WORK TO BE COMPLETED: Search the entries for the word "Hogg" and copy each line that has it.

EXTRACTED ENTRIES:
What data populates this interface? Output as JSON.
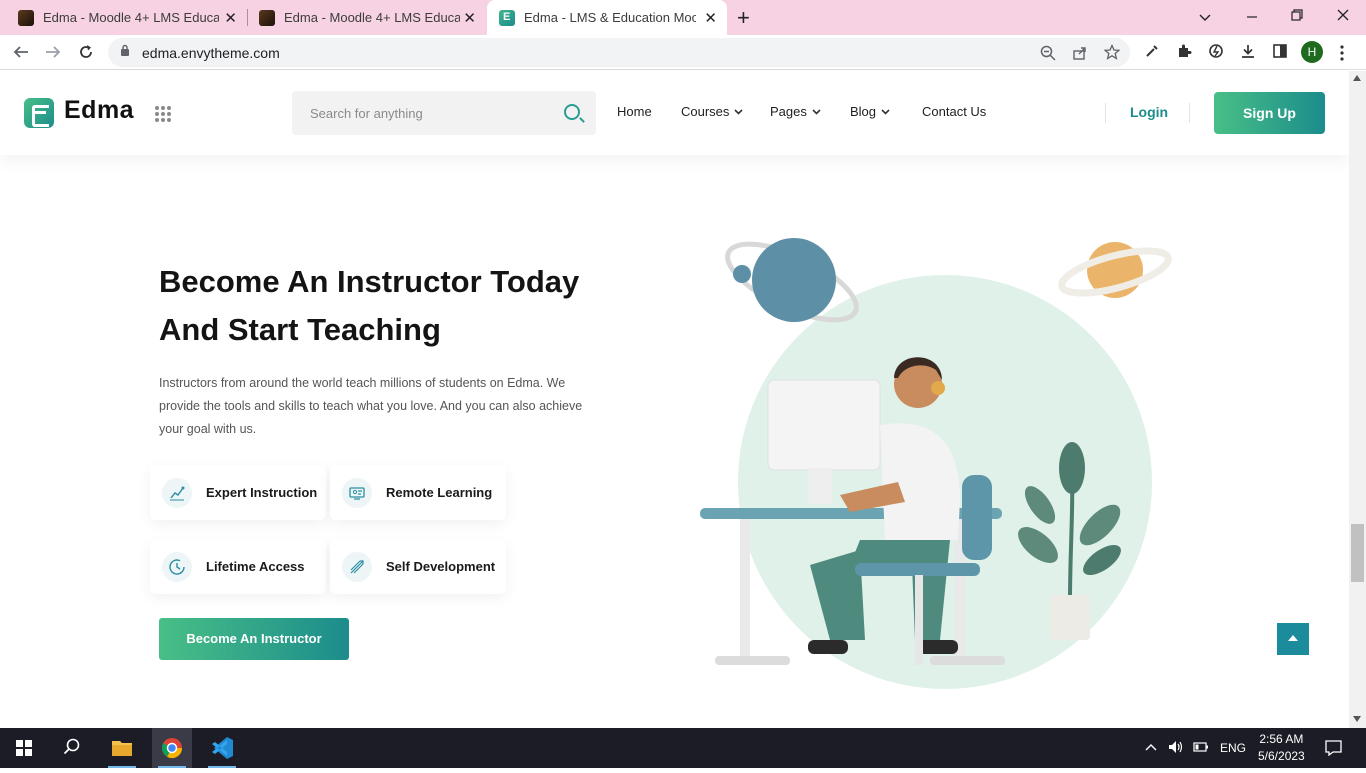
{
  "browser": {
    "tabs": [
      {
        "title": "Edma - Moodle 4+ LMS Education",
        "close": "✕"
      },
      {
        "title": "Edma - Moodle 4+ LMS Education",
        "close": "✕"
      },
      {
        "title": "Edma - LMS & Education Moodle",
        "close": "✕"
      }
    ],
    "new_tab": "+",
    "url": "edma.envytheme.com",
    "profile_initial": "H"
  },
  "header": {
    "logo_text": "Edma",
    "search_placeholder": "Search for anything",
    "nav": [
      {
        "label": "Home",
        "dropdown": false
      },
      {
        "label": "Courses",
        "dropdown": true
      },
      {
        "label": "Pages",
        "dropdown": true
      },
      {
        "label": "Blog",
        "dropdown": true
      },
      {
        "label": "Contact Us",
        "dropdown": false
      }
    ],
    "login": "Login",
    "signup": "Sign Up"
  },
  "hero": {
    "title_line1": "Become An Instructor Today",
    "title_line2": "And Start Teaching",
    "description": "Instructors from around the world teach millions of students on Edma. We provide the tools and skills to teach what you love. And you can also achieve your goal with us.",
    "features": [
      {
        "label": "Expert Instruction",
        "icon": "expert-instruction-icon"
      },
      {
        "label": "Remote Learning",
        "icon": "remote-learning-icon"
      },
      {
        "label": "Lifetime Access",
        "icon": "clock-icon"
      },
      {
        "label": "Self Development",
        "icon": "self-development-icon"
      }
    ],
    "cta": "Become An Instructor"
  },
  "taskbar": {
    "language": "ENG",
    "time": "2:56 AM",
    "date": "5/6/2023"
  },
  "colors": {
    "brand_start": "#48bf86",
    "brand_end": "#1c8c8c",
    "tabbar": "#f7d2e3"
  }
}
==
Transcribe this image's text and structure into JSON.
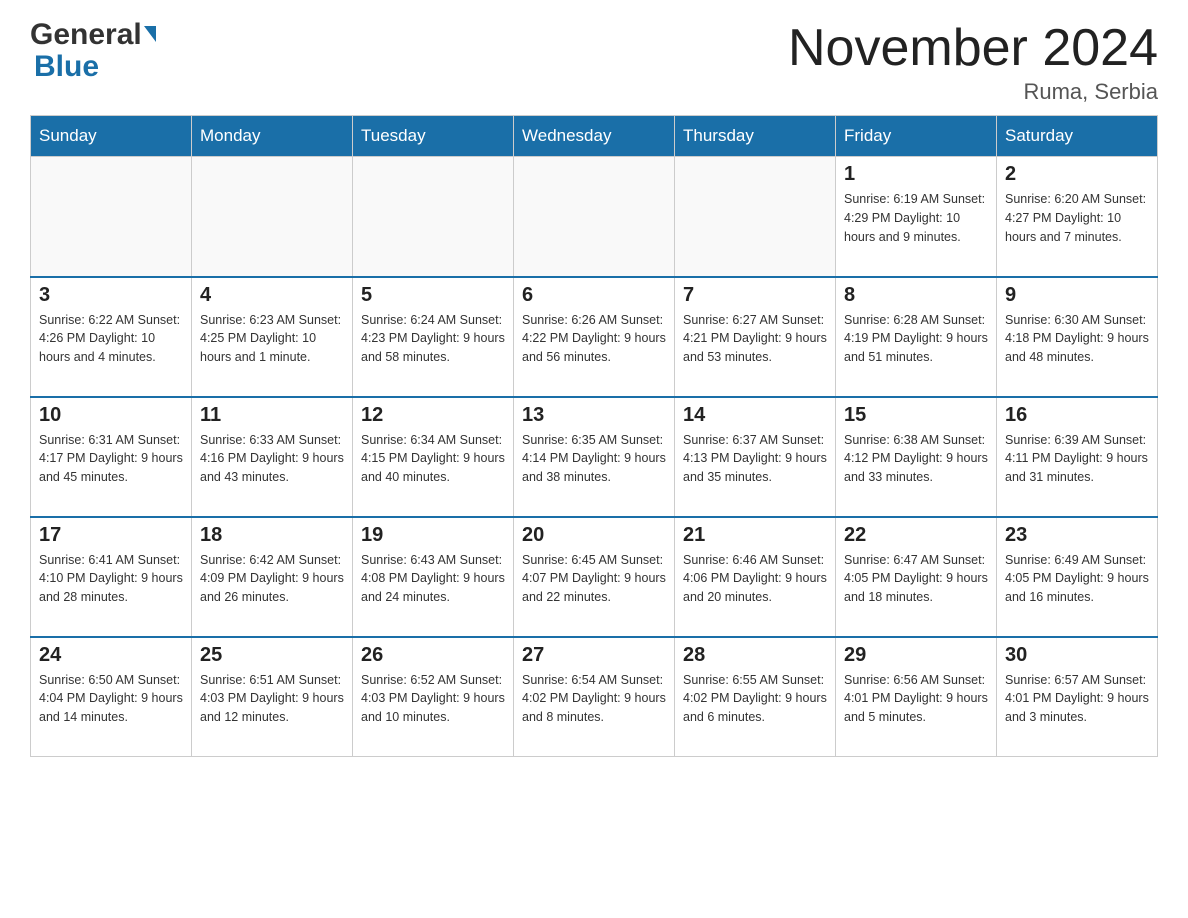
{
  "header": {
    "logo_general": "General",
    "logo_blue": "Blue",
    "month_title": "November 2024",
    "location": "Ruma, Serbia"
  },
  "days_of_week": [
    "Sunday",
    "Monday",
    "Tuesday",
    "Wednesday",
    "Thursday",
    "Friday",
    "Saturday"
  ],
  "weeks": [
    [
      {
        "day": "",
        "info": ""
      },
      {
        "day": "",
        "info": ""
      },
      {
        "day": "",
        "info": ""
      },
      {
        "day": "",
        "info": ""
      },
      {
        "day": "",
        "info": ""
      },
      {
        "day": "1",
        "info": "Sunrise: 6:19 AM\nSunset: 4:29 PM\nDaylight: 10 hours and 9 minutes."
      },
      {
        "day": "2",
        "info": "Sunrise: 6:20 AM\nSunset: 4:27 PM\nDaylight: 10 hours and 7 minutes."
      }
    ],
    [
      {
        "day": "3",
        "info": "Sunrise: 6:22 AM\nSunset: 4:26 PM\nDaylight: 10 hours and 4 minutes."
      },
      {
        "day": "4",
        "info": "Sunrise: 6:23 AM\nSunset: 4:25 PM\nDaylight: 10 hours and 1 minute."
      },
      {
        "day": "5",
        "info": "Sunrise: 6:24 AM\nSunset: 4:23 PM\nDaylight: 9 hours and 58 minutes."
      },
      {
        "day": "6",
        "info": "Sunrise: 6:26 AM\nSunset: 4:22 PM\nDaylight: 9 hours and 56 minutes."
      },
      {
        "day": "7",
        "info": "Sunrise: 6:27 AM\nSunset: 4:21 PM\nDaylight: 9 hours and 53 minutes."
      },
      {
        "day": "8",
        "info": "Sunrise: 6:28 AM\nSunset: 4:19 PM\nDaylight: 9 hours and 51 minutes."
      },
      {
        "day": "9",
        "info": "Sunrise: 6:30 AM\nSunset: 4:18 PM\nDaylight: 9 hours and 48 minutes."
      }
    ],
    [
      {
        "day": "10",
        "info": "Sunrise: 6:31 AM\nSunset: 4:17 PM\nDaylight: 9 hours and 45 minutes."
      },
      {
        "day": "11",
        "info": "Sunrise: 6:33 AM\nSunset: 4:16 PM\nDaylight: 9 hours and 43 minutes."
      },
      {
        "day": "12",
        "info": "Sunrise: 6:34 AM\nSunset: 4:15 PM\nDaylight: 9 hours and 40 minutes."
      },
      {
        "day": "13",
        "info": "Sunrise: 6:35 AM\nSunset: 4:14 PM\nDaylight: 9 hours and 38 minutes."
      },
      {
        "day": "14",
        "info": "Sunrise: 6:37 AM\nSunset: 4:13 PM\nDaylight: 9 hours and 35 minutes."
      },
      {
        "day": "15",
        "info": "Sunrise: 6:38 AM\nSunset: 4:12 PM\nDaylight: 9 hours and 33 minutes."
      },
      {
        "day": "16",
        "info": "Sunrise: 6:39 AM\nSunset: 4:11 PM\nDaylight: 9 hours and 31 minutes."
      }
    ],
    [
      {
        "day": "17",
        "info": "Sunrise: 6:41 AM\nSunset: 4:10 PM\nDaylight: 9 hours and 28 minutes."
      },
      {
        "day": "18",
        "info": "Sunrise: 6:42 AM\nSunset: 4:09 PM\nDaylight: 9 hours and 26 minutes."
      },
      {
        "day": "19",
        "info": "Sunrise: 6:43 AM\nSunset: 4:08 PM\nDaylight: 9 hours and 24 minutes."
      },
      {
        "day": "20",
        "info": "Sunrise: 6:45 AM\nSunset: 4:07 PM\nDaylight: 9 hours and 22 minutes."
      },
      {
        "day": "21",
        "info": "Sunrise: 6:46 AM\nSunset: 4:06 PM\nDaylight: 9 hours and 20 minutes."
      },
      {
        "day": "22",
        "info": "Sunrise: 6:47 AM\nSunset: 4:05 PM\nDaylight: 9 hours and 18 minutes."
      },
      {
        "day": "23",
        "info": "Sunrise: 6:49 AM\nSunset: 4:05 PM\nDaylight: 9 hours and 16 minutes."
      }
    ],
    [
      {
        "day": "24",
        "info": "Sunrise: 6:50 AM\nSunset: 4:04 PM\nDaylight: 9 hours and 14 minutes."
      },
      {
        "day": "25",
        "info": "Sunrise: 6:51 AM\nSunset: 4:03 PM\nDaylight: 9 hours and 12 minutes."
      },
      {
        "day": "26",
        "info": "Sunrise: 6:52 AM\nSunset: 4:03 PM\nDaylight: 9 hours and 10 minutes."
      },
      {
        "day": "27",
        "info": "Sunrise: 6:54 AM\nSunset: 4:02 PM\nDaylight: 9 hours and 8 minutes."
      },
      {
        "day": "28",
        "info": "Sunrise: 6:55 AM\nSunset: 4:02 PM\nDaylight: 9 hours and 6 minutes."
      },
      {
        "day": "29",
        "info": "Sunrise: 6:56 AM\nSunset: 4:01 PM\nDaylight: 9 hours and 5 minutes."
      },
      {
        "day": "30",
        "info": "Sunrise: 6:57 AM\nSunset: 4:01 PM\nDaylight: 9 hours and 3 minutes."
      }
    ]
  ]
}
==
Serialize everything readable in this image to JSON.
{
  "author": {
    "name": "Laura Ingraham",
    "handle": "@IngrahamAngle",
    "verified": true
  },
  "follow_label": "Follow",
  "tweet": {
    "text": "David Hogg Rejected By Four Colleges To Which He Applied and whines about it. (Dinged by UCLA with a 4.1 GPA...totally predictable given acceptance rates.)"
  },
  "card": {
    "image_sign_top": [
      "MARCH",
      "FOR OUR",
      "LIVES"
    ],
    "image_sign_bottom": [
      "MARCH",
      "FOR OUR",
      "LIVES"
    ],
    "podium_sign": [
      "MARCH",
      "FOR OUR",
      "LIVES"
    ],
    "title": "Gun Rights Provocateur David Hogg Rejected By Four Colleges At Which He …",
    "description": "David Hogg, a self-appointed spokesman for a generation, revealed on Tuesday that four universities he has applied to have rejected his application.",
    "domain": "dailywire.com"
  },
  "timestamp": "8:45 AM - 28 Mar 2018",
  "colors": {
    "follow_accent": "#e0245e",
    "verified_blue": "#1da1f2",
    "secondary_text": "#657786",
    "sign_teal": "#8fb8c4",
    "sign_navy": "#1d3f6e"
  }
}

ANSWER TO THE PROBLEM:
    "text": "David Hogg Rejected By Four Colleges To Which He Applied and whines about it. (Dinged by UCLA with a 4.1 GPA...totally predictable given acceptance rates.)"
    "title": "Gun Rights Provocateur David Hogg Rejected By Four Colleges At Which He …",
    "description": "David Hogg, a self-appointed spokesman for a generation, revealed on Tuesday that four universities he has applied to have rejected his application.",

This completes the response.